Task brief:
How many lines in the data hold the string "wear"? State the number alone.

Exercise data:
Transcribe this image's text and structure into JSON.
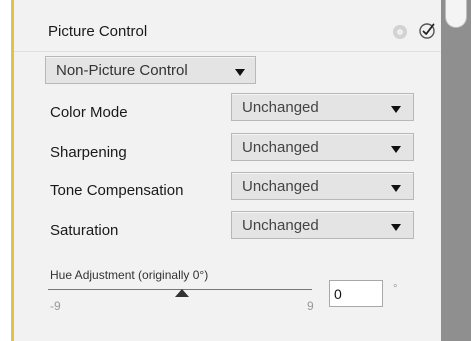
{
  "section": {
    "title": "Picture Control",
    "reset_icon": "reset-icon",
    "apply_icon": "checkmark-icon"
  },
  "picture_control_select": {
    "value": "Non-Picture Control"
  },
  "rows": [
    {
      "label": "Color Mode",
      "value": "Unchanged"
    },
    {
      "label": "Sharpening",
      "value": "Unchanged"
    },
    {
      "label": "Tone Compensation",
      "value": "Unchanged"
    },
    {
      "label": "Saturation",
      "value": "Unchanged"
    }
  ],
  "hue": {
    "label": "Hue Adjustment (originally 0°)",
    "min": "-9",
    "max": "9",
    "value": "0",
    "unit": "°"
  },
  "colors": {
    "accent": "#e0c44a",
    "panel_bg": "#f2f2f2",
    "scrollbar": "#8f8f8f"
  }
}
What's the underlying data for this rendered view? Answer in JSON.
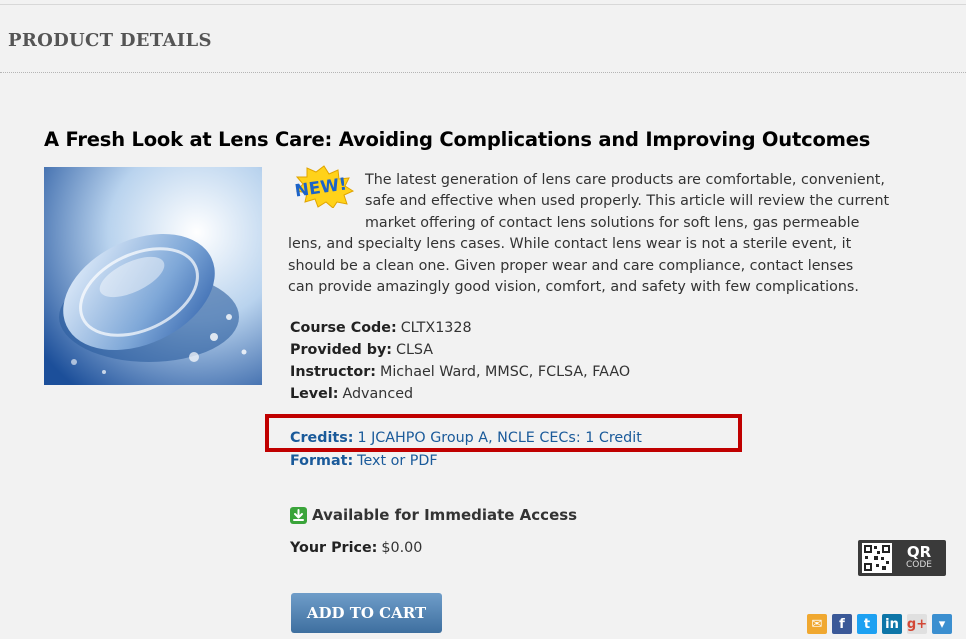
{
  "section": {
    "header": "PRODUCT DETAILS"
  },
  "product": {
    "title": "A Fresh Look at Lens Care: Avoiding Complications and Improving Outcomes",
    "badge": "NEW!",
    "description_lines": [
      "The latest generation of lens care products are comfortable, convenient,",
      "safe and effective when used properly. This article will review the current",
      "market offering of contact lens solutions for soft lens, gas permeable",
      "lens, and specialty lens cases. While contact lens wear is not a sterile event, it",
      "should be a clean one. Given proper wear and care compliance, contact lenses",
      "can provide amazingly good vision, comfort, and safety with few complications."
    ],
    "details": [
      {
        "label": "Course Code:",
        "value": "CLTX1328"
      },
      {
        "label": "Provided by:",
        "value": "CLSA"
      },
      {
        "label": "Instructor:",
        "value": "Michael Ward, MMSC, FCLSA, FAAO"
      },
      {
        "label": "Level:",
        "value": "Advanced"
      }
    ],
    "credits": {
      "label": "Credits:",
      "value": "1 JCAHPO Group A, NCLE CECs: 1 Credit"
    },
    "format": {
      "label": "Format:",
      "value": "Text or PDF"
    },
    "availability": "Available for Immediate Access",
    "price": {
      "label": "Your Price:",
      "value": "$0.00"
    },
    "add_to_cart": "ADD TO CART"
  },
  "qr": {
    "big": "QR",
    "small": "CODE"
  },
  "share": [
    {
      "icon": "email-icon",
      "color": "#f0a830",
      "glyph": "✉"
    },
    {
      "icon": "facebook-icon",
      "color": "#3b5998",
      "glyph": "f"
    },
    {
      "icon": "twitter-icon",
      "color": "#1da1f2",
      "glyph": "t"
    },
    {
      "icon": "linkedin-icon",
      "color": "#0e76a8",
      "glyph": "in"
    },
    {
      "icon": "google-plus-icon",
      "color": "#e0e0e0",
      "glyph": "g+"
    },
    {
      "icon": "more-share-icon",
      "color": "#3b8fd0",
      "glyph": "▾"
    }
  ],
  "colors": {
    "link": "#1a5a9a",
    "highlight": "#c00000",
    "button": "#4f82b3",
    "available": "#3aa43a"
  }
}
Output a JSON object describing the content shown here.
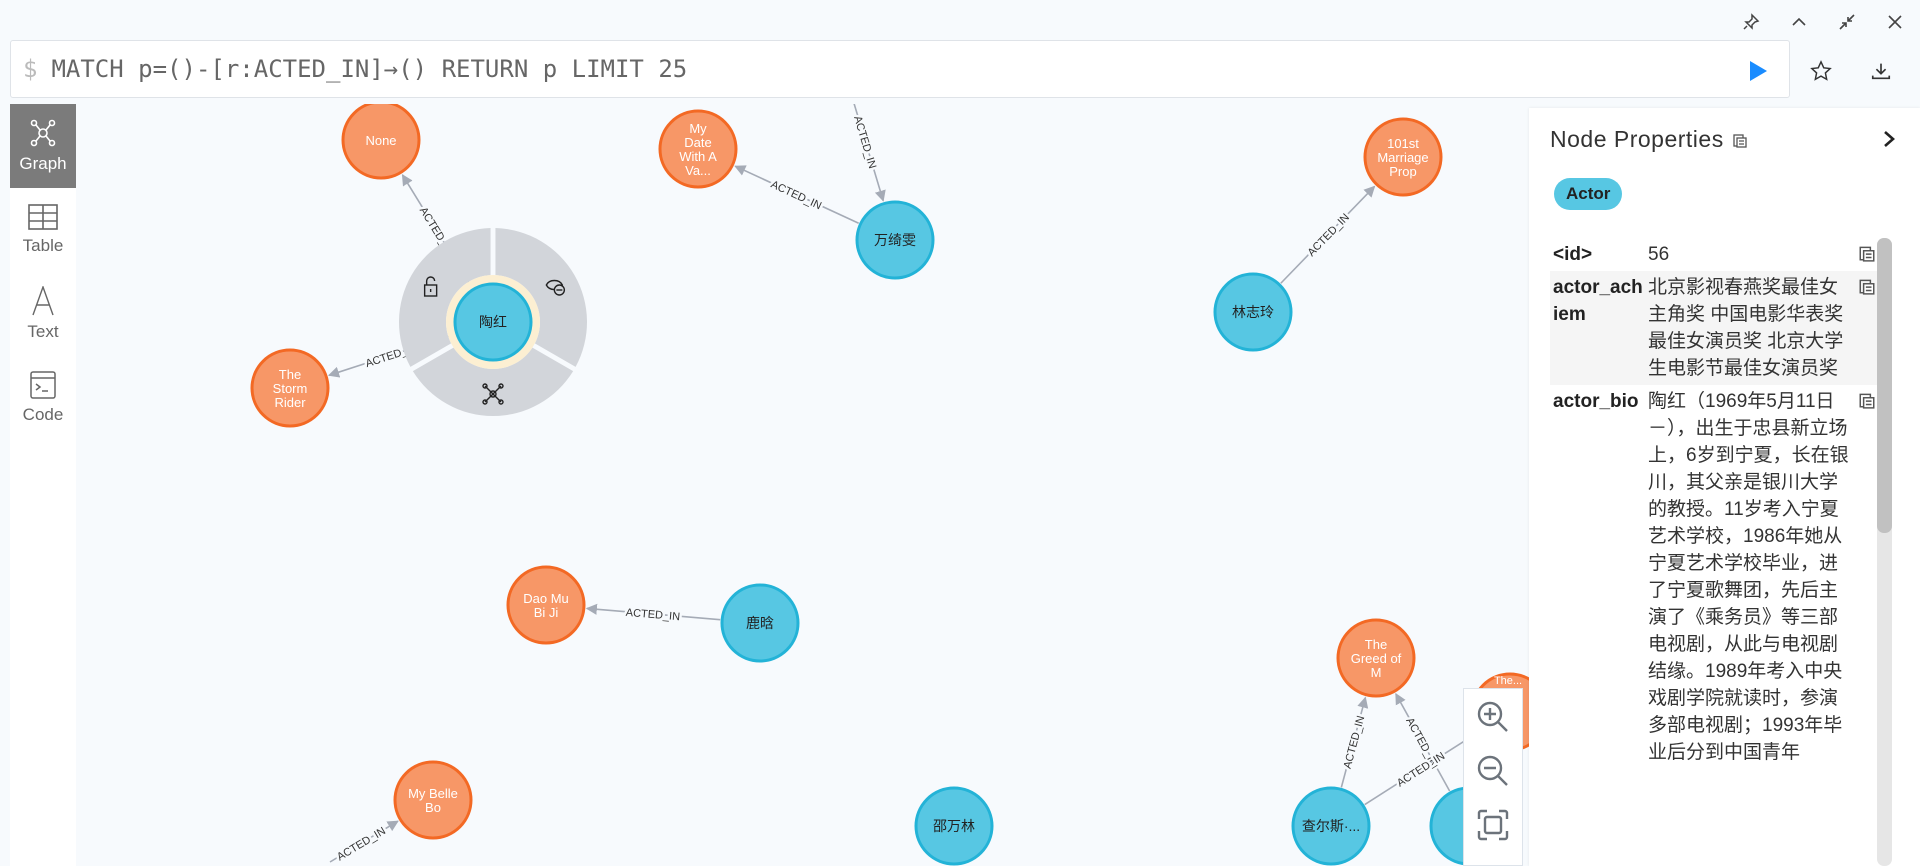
{
  "window_controls": {
    "pin": "pin-icon",
    "collapse": "chevron-up-icon",
    "minimize": "shrink-icon",
    "close": "close-icon"
  },
  "query": {
    "prompt": "$",
    "text": "MATCH p=()-[r:ACTED_IN]→() RETURN p LIMIT 25"
  },
  "sidebar": {
    "items": [
      {
        "label": "Graph",
        "icon": "graph-icon",
        "active": true
      },
      {
        "label": "Table",
        "icon": "table-icon"
      },
      {
        "label": "Text",
        "icon": "text-icon"
      },
      {
        "label": "Code",
        "icon": "code-icon"
      }
    ]
  },
  "colors": {
    "actor": "#57c7e3",
    "actor_border": "#23b3d7",
    "movie": "#f79767",
    "movie_border": "#f36924",
    "edge": "#a5abb6",
    "run": "#1a8cff",
    "ring": "#d2d5da",
    "halo": "#fcefd2"
  },
  "graph": {
    "nodes": [
      {
        "id": "n0",
        "label": "None",
        "type": "Movie"
      },
      {
        "id": "n1",
        "label": "My Date With A Va...",
        "type": "Movie",
        "lines": [
          "My",
          "Date",
          "With A",
          "Va..."
        ]
      },
      {
        "id": "n2",
        "label": "万绮雯",
        "type": "Actor"
      },
      {
        "id": "n3",
        "label": "101st Marriage Prop",
        "type": "Movie",
        "lines": [
          "101st",
          "Marriage",
          "Prop"
        ]
      },
      {
        "id": "n4",
        "label": "林志玲",
        "type": "Actor"
      },
      {
        "id": "n5",
        "label": "陶红",
        "type": "Actor",
        "selected": true
      },
      {
        "id": "n6",
        "label": "The Storm Rider",
        "type": "Movie",
        "lines": [
          "The",
          "Storm",
          "Rider"
        ]
      },
      {
        "id": "n7",
        "label": "Dao Mu Bi Ji",
        "type": "Movie",
        "lines": [
          "Dao Mu",
          "Bi Ji"
        ]
      },
      {
        "id": "n8",
        "label": "鹿晗",
        "type": "Actor"
      },
      {
        "id": "n9",
        "label": "My Belle Bo",
        "type": "Movie",
        "lines": [
          "My Belle",
          "Bo"
        ]
      },
      {
        "id": "n10",
        "label": "邵万林",
        "type": "Actor"
      },
      {
        "id": "n11",
        "label": "The Greed of M",
        "type": "Movie",
        "lines": [
          "The",
          "Greed of",
          "M"
        ]
      },
      {
        "id": "n12",
        "label": "The...",
        "type": "Movie",
        "lines": [
          "Th",
          "e",
          "M"
        ]
      },
      {
        "id": "n13",
        "label": "查尔斯·...",
        "type": "Actor"
      },
      {
        "id": "n14",
        "label": "",
        "type": "Actor"
      }
    ],
    "edges": [
      {
        "from": "n5",
        "to": "n0",
        "label": "ACTED_IN"
      },
      {
        "from": "n5",
        "to": "n6",
        "label": "ACTED_IN"
      },
      {
        "from": "n2",
        "to": "n1",
        "label": "ACTED_IN"
      },
      {
        "from": "top",
        "to": "n2",
        "label": "ACTED_IN"
      },
      {
        "from": "n4",
        "to": "n3",
        "label": "ACTED_IN"
      },
      {
        "from": "n8",
        "to": "n7",
        "label": "ACTED_IN"
      },
      {
        "from": "bottom",
        "to": "n9",
        "label": "ACTED_IN"
      },
      {
        "from": "n13",
        "to": "n11",
        "label": "ACTED_IN"
      },
      {
        "from": "n14",
        "to": "n11",
        "label": "ACTED_IN"
      },
      {
        "from": "n13",
        "to": "n12",
        "label": "ACTED_IN"
      }
    ],
    "ring_actions": [
      "unlock-icon",
      "hide-icon",
      "expand-graph-icon"
    ]
  },
  "zoom_controls": [
    "zoom-in-icon",
    "zoom-out-icon",
    "fit-icon"
  ],
  "panel": {
    "title": "Node Properties",
    "label_badge": "Actor",
    "properties": [
      {
        "key": "<id>",
        "value": "56"
      },
      {
        "key": "actor_achiem",
        "value": "北京影视春燕奖最佳女主角奖 中国电影华表奖最佳女演员奖 北京大学生电影节最佳女演员奖"
      },
      {
        "key": "actor_bio",
        "value": "陶红（1969年5月11日－），出生于忠县新立场上，6岁到宁夏，长在银川，其父亲是银川大学的教授。11岁考入宁夏艺术学校，1986年她从宁夏艺术学校毕业，进了宁夏歌舞团，先后主演了《乘务员》等三部电视剧，从此与电视剧结缘。1989年考入中央戏剧学院就读时，参演多部电视剧；1993年毕业后分到中国青年"
      }
    ],
    "scroll_fraction": 0.47
  }
}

Result of the task:
2